# [Your instructions]
Repeat the listing below word for word, leaving nothing out.

# [Records for the exercise]
━━━━

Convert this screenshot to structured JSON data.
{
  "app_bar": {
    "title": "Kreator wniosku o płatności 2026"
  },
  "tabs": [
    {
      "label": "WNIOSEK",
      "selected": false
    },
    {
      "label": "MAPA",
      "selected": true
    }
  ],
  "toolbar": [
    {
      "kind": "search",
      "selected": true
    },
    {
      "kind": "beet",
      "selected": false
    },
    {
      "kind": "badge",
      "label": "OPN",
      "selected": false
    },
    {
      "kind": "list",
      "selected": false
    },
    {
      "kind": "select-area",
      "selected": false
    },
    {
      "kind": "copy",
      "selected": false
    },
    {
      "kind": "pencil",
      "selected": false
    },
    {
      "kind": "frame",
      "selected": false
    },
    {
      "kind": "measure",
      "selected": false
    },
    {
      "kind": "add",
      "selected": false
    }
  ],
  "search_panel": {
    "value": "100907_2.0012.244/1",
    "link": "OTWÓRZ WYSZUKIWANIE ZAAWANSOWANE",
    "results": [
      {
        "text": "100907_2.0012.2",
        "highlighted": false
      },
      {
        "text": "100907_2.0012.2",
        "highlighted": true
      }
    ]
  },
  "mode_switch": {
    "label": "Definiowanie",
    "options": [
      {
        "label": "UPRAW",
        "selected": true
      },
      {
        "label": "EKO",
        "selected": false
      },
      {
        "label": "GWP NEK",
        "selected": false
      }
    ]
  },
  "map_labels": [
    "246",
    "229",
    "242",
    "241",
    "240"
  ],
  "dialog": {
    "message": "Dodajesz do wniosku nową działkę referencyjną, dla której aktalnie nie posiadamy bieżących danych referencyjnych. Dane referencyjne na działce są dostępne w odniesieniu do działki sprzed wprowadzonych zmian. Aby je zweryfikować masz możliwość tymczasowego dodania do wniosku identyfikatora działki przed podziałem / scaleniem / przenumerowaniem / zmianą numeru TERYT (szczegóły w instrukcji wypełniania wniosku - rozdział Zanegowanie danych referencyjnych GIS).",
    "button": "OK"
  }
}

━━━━

# [Written response]
Convert this screenshot to structured JSON data.
{
  "app_bar": {
    "title": "Kreator wniosku o płatności 2026"
  },
  "tabs": [
    {
      "label": "WNIOSEK",
      "selected": false
    },
    {
      "label": "MAPA",
      "selected": true
    }
  ],
  "toolbar": [
    {
      "kind": "search",
      "selected": true
    },
    {
      "kind": "beet",
      "selected": false
    },
    {
      "kind": "badge",
      "label": "OPN",
      "selected": false
    },
    {
      "kind": "list",
      "selected": false
    },
    {
      "kind": "select-area",
      "selected": false
    },
    {
      "kind": "copy",
      "selected": false
    },
    {
      "kind": "pencil",
      "selected": false
    },
    {
      "kind": "frame",
      "selected": false
    },
    {
      "kind": "measure",
      "selected": false
    },
    {
      "kind": "add",
      "selected": false
    }
  ],
  "search_panel": {
    "value": "100907_2.0012.244/1",
    "link": "OTWÓRZ WYSZUKIWANIE ZAAWANSOWANE",
    "results": [
      {
        "text": "100907_2.0012.2",
        "highlighted": false
      },
      {
        "text": "100907_2.0012.2",
        "highlighted": true
      }
    ]
  },
  "mode_switch": {
    "label": "Definiowanie",
    "options": [
      {
        "label": "UPRAW",
        "selected": true
      },
      {
        "label": "EKO",
        "selected": false
      },
      {
        "label": "GWP NEK",
        "selected": false
      }
    ]
  },
  "map_labels": [
    "246",
    "229",
    "242",
    "241",
    "240"
  ],
  "dialog": {
    "message": "Dodajesz do wniosku nową działkę referencyjną, dla której aktalnie nie posiadamy bieżących danych referencyjnych. Dane referencyjne na działce są dostępne w odniesieniu do działki sprzed wprowadzonych zmian. Aby je zweryfikować masz możliwość tymczasowego dodania do wniosku identyfikatora działki przed podziałem / scaleniem / przenumerowaniem / zmianą numeru TERYT (szczegóły w instrukcji wypełniania wniosku - rozdział Zanegowanie danych referencyjnych GIS).",
    "button": "OK"
  }
}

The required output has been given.